There are lessons from these experiences for COVID-19, and for us now in the UK. Coordination of community initiatives is an essential part of collective response. We have already seen here how COVID-19 has brought spontaneous social organisation. The last few days have seen institutions, trades unions, councils and neighbourhoods taking collective action, partly in response to a perceived lag in government action. How are models factoring in such heartening twists in social dynamics?
Learning and adapting to pandemics

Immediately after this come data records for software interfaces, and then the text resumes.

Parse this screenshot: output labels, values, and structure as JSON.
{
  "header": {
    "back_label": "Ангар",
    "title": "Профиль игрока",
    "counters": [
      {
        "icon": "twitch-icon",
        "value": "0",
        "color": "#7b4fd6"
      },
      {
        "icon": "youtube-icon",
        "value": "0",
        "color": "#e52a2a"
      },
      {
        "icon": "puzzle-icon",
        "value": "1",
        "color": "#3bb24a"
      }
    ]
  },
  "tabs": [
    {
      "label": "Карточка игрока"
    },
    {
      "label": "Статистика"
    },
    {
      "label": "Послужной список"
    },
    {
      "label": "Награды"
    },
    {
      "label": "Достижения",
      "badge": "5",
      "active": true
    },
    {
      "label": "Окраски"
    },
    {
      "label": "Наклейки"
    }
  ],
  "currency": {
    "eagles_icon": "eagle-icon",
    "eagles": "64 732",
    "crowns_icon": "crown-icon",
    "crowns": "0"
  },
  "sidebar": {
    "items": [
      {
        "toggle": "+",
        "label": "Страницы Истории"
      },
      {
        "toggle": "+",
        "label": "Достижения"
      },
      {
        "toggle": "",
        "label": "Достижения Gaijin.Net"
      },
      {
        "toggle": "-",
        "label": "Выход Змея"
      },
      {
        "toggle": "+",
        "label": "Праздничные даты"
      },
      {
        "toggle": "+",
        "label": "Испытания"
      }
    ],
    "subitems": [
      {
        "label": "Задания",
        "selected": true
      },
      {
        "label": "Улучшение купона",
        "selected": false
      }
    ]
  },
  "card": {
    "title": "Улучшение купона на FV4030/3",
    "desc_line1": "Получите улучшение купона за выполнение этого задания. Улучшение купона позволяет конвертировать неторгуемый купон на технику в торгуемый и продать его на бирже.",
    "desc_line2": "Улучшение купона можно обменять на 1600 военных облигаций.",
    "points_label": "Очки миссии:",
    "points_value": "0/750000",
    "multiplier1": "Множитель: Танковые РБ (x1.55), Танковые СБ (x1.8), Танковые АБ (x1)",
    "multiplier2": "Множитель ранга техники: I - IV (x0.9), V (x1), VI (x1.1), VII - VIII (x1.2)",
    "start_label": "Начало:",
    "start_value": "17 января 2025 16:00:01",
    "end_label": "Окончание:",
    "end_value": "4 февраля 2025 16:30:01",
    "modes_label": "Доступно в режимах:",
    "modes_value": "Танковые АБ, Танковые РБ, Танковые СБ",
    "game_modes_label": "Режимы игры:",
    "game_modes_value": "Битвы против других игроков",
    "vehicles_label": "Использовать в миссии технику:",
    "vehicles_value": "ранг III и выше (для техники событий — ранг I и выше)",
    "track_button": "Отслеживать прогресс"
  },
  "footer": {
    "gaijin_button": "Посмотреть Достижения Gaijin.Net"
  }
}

It is key at this juncture to reflect on what we know from past outbreaks in other parts of the world, such as the Ebola outbreak in West Africa or the Avian Influenza event in South East Asia. In a fast moving and changing world, all kinds of uncertainty will emerge. We need leaders who will listen and adapt. Clear government directives from above are key, but we also need good coordination of local action. Let’s also trust people, and their inventiveness, and listen to a range of experience. Participatory action and responses from below will make all the difference, especially in the face of limited local authority resources. Here in the UK, the ‘staff, space, stuff and systems’ are significantly greater than elsewhere, but these resources have also been eroded. We must continue to ensure that the public health responses and the difficult issues related to trade-offs will receive adequate reflection. We have in the UK an environment where scrutiny is possible, and from a range of perspectives. We need to keep up that scrutiny and argue for a plural, deliberative form of politics that can sustain critical voices.